(Records excerpted from a collection)
%%
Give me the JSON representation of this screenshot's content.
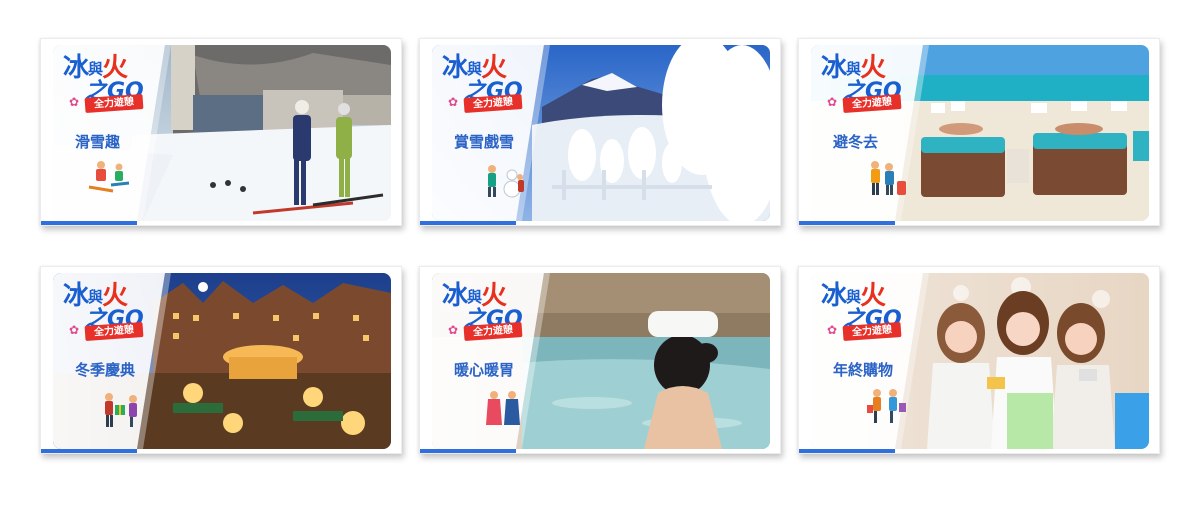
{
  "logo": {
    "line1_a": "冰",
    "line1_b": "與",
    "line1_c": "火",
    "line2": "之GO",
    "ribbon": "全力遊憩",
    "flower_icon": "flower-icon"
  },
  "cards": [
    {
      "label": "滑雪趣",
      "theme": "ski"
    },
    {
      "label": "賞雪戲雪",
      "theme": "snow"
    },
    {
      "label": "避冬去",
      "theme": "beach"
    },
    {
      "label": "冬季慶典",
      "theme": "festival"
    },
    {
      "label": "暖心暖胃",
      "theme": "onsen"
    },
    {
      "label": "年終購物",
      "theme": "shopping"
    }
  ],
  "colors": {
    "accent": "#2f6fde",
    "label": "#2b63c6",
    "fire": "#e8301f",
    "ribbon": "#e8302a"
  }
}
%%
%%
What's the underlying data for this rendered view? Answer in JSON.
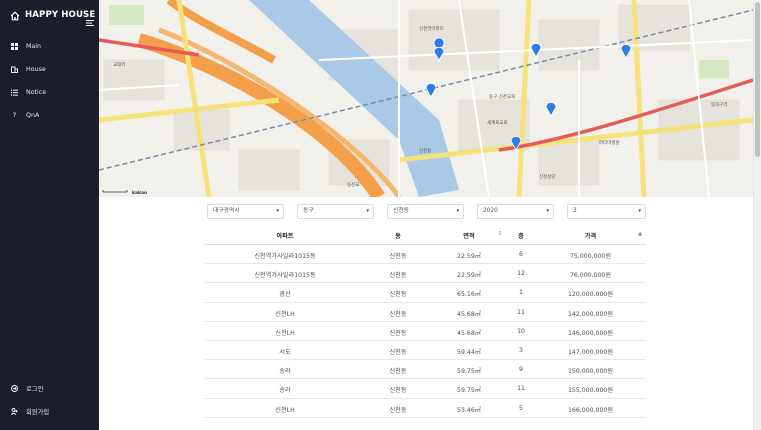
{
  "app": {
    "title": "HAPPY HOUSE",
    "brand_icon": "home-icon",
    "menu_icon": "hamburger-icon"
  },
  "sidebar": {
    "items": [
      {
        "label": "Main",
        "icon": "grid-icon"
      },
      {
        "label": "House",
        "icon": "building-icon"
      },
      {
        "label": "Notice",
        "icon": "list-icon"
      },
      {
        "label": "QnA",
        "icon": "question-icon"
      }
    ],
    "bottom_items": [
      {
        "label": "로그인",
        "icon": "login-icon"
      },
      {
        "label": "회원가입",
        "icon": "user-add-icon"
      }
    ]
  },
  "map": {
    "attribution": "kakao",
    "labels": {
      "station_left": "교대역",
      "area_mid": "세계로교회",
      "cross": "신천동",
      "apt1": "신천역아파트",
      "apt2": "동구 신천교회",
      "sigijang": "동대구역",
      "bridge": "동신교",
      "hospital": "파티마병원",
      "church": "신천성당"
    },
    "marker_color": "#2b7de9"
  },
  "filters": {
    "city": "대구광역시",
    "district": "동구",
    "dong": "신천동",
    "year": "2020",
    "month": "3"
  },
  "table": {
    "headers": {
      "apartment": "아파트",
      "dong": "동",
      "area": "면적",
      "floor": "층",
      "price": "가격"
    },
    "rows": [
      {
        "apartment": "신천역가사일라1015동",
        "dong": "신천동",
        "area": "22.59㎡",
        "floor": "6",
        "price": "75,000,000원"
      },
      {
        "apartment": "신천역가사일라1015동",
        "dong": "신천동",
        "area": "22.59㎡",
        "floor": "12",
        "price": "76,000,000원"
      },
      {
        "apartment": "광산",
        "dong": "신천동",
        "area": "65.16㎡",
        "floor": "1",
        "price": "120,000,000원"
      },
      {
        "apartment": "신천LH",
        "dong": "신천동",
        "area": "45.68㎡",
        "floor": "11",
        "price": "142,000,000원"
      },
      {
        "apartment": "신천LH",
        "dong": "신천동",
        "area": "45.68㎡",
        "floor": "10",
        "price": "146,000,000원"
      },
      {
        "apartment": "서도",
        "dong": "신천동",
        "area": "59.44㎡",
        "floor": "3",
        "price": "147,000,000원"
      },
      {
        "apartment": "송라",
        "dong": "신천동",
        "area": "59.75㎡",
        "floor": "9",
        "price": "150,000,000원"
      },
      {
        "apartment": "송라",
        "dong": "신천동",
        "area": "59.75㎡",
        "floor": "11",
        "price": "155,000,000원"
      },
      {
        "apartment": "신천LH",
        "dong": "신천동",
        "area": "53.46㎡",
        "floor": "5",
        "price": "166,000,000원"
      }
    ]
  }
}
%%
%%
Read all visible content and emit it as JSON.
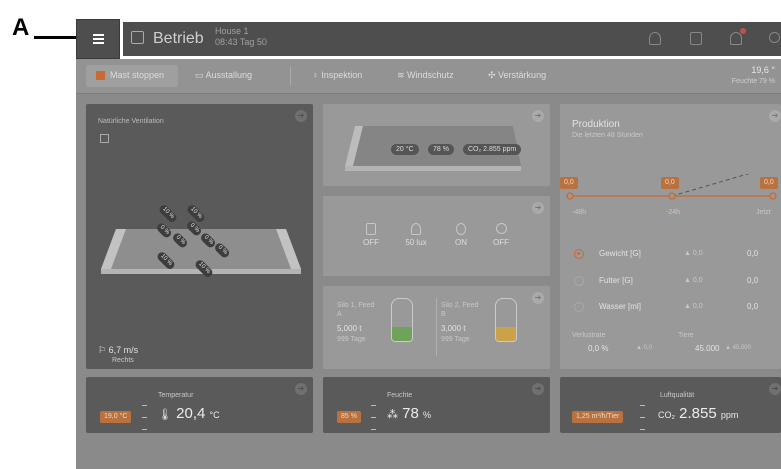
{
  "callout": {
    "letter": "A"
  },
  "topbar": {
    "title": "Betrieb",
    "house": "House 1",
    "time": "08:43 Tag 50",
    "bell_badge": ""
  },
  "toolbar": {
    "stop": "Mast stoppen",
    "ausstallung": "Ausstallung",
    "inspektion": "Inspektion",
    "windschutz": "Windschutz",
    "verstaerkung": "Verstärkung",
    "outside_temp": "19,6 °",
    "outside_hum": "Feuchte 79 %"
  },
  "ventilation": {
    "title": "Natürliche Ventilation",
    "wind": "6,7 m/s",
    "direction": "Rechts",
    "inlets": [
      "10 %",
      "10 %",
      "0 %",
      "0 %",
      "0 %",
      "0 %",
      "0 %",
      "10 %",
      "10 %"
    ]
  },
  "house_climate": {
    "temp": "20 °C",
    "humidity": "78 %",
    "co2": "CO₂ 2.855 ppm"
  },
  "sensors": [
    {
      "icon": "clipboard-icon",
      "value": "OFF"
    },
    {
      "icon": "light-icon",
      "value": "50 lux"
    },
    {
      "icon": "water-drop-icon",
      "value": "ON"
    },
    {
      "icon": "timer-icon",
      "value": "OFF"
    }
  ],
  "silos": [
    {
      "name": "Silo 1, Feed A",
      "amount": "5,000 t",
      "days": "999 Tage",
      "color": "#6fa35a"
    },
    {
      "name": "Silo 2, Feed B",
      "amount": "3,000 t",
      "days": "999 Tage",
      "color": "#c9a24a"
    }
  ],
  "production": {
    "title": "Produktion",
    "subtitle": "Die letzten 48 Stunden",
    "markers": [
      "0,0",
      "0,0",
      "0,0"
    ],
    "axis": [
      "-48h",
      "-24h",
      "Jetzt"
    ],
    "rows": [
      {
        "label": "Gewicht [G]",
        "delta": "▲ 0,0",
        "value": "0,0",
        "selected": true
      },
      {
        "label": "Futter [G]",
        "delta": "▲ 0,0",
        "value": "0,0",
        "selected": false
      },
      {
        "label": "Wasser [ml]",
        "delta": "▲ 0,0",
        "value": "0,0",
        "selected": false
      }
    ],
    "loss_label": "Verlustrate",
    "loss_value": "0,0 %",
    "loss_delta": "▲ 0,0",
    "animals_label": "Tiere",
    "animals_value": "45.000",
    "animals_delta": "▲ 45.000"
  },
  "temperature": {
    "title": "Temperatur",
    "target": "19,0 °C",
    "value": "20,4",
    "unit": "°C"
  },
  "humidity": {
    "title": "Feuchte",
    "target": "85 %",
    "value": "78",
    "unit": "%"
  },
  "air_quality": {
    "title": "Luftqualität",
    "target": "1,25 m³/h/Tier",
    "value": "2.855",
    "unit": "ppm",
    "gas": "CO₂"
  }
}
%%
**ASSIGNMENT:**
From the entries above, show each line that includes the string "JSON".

**SOLUTION TO THE EXERCISE:**
Give me the JSON representation of this screenshot's content.
What's the underlying data for this rendered view? Answer in JSON.
Read all visible content and emit it as JSON.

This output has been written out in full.